━━━━━ Records provided
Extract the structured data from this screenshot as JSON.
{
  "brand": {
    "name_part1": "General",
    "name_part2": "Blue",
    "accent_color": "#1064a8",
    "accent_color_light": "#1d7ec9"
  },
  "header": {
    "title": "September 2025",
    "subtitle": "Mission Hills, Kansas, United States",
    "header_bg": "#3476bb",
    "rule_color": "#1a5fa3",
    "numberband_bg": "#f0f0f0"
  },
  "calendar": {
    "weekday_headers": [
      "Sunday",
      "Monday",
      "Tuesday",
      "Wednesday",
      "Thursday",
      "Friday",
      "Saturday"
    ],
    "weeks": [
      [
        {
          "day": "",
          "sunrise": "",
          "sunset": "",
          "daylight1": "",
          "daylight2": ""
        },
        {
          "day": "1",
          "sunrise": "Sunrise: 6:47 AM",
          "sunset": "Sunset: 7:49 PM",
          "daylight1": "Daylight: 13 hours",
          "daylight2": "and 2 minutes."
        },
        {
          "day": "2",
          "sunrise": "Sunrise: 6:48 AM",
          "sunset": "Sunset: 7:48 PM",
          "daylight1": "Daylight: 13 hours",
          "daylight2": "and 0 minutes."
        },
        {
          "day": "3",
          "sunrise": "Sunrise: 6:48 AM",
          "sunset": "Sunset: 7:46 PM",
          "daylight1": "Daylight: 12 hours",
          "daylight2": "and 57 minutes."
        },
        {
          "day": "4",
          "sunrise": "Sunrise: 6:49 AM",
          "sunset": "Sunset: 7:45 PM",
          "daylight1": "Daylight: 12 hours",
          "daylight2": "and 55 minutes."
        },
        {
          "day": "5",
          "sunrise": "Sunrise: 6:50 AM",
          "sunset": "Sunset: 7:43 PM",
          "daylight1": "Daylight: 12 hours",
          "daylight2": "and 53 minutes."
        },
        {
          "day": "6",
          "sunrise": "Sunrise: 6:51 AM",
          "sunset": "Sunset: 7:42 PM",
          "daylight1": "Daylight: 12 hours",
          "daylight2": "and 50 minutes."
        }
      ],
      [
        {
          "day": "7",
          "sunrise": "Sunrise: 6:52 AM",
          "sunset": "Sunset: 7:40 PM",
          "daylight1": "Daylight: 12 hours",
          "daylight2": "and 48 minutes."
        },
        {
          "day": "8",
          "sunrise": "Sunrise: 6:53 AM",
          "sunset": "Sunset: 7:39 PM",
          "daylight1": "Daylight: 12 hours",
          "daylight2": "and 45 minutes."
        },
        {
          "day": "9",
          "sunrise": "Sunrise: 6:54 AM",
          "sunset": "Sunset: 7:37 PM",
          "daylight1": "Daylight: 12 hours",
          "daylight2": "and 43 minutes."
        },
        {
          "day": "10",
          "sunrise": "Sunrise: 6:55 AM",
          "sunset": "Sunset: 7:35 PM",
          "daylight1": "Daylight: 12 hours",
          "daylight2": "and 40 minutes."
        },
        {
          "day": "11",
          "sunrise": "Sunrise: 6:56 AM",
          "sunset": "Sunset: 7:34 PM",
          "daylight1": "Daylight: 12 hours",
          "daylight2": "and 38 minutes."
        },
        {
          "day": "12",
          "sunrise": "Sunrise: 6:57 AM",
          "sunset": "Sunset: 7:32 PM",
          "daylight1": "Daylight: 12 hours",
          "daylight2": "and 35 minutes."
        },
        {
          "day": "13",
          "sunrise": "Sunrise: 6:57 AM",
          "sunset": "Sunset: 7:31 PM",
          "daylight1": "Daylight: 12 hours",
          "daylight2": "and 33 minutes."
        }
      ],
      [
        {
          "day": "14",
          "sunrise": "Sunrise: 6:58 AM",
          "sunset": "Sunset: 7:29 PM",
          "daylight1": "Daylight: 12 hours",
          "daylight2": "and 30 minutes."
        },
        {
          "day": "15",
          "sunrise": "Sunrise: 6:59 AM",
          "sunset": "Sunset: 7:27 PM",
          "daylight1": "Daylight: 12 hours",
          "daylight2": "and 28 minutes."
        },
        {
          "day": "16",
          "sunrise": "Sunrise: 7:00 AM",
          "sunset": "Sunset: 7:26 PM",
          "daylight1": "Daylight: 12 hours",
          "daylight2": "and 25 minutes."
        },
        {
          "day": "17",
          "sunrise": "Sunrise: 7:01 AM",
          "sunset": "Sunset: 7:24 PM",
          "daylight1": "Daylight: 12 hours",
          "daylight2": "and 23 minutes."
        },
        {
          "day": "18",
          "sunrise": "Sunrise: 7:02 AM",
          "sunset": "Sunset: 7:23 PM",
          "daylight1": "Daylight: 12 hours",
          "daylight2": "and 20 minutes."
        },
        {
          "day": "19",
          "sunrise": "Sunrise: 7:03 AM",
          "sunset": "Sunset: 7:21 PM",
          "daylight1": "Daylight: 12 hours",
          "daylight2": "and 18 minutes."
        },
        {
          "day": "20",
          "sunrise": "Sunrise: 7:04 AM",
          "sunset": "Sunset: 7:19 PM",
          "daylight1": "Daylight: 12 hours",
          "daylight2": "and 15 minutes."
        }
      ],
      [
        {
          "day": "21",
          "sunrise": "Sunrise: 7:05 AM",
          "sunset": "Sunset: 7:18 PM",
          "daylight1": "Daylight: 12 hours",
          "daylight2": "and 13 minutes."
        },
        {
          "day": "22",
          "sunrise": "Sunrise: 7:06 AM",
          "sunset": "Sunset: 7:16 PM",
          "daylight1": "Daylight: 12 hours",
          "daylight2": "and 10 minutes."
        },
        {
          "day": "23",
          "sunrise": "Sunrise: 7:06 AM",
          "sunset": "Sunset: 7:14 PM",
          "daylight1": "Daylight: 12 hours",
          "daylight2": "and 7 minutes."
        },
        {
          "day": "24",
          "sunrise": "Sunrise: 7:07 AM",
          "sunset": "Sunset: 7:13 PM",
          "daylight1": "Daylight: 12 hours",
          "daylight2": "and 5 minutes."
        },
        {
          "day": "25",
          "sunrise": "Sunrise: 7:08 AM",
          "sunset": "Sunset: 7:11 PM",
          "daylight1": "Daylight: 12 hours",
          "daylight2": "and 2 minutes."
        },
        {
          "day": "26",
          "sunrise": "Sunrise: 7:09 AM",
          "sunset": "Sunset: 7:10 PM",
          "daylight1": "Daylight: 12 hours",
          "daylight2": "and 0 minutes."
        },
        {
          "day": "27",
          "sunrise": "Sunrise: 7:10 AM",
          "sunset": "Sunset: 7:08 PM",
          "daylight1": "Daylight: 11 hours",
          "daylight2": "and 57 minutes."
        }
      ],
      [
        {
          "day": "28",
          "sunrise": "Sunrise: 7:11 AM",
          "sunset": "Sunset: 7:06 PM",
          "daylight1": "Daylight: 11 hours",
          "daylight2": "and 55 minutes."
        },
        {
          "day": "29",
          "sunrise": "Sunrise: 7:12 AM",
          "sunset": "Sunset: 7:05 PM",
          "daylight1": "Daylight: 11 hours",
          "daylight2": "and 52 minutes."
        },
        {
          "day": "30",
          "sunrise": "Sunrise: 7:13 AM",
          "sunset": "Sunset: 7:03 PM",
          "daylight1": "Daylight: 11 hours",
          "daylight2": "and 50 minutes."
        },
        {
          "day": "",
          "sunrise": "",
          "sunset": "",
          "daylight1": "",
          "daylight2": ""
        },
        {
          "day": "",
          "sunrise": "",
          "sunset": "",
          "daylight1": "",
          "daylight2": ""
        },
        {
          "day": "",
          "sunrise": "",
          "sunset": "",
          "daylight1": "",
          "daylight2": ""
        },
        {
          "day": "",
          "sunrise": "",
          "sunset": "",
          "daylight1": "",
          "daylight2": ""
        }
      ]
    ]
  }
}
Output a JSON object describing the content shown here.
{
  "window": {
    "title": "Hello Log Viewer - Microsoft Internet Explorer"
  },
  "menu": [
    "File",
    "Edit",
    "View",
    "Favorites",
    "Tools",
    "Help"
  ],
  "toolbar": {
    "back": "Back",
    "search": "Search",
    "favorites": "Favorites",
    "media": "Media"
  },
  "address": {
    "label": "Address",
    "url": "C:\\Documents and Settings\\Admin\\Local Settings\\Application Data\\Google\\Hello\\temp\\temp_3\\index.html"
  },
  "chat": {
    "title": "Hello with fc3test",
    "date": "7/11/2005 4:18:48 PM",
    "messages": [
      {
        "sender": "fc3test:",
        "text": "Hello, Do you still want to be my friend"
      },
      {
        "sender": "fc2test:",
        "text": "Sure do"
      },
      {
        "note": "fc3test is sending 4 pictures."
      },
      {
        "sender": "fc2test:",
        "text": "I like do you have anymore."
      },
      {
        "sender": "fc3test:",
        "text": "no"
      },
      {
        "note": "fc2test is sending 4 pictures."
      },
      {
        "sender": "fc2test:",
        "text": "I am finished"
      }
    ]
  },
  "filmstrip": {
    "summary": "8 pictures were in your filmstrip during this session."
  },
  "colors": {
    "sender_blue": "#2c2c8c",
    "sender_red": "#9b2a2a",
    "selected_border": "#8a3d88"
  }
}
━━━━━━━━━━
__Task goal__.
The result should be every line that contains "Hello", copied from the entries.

__Solution for this problem__.
    "title": "Hello Log Viewer - Microsoft Internet Explorer"
    "url": "C:\\Documents and Settings\\Admin\\Local Settings\\Application Data\\Google\\Hello\\temp\\temp_3\\index.html"
    "title": "Hello with fc3test",
        "text": "Hello, Do you still want to be my friend"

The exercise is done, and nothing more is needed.